**WHAT THE TASK REQUIRES:** Leave out the pictures and print the records below exactly.
DATASET EXTRACT START
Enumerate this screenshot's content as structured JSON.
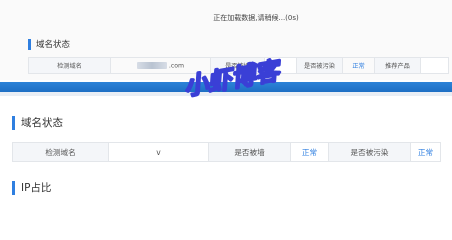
{
  "top": {
    "loading_text": "正在加载数据,请稍候...(0s)",
    "section_title": "域名状态",
    "row": {
      "domain_label": "检测域名",
      "domain_value": ".com",
      "blocked_label": "是否被墙",
      "polluted_label": "是否被污染",
      "polluted_status": "正常",
      "recommend_label": "推荐产品"
    }
  },
  "main": {
    "section_title": "域名状态",
    "row": {
      "domain_label": "检测域名",
      "domain_value": "v",
      "blocked_label": "是否被墙",
      "blocked_status": "正常",
      "polluted_label": "是否被污染",
      "polluted_status": "正常"
    },
    "ip_section_title": "IP占比"
  },
  "watermark": {
    "text": "小虾博客",
    "color": "#3a3fd6"
  },
  "colors": {
    "accent": "#2f7fe0",
    "band": "#1e6fc4"
  }
}
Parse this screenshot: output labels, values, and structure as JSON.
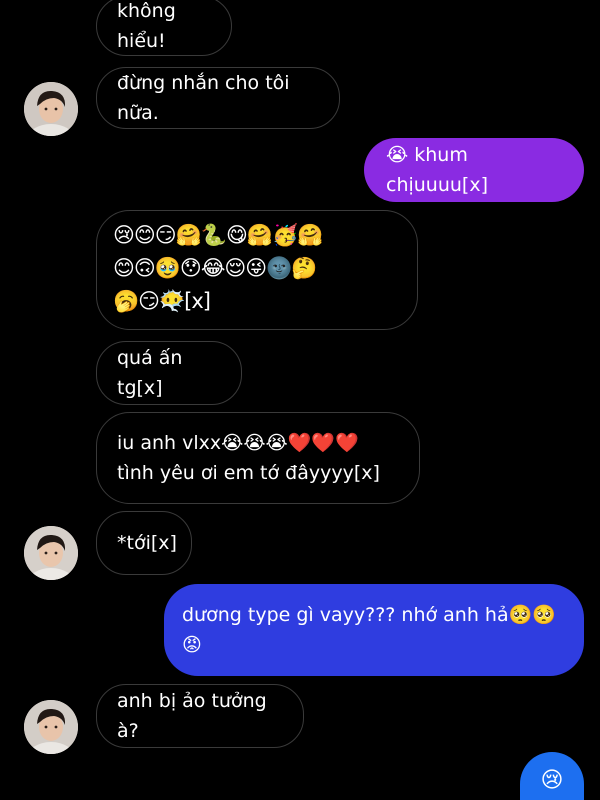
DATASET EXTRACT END
**SOLUTION:**
Enumerate this screenshot's content as structured JSON.
{
  "top": {
    "loading_text": "正在加载数据,请稍候...(0s)",
    "section_title": "域名状态",
    "row": {
      "domain_label": "检测域名",
      "domain_value": ".com",
      "blocked_label": "是否被墙",
      "polluted_label": "是否被污染",
      "polluted_status": "正常",
      "recommend_label": "推荐产品"
    }
  },
  "main": {
    "section_title": "域名状态",
    "row": {
      "domain_label": "检测域名",
      "domain_value": "v",
      "blocked_label": "是否被墙",
      "blocked_status": "正常",
      "polluted_label": "是否被污染",
      "polluted_status": "正常"
    },
    "ip_section_title": "IP占比"
  },
  "watermark": {
    "text": "小虾博客",
    "color": "#3a3fd6"
  },
  "colors": {
    "accent": "#2f7fe0",
    "band": "#1e6fc4"
  }
}
Parse this screenshot: output labels, values, and structure as JSON.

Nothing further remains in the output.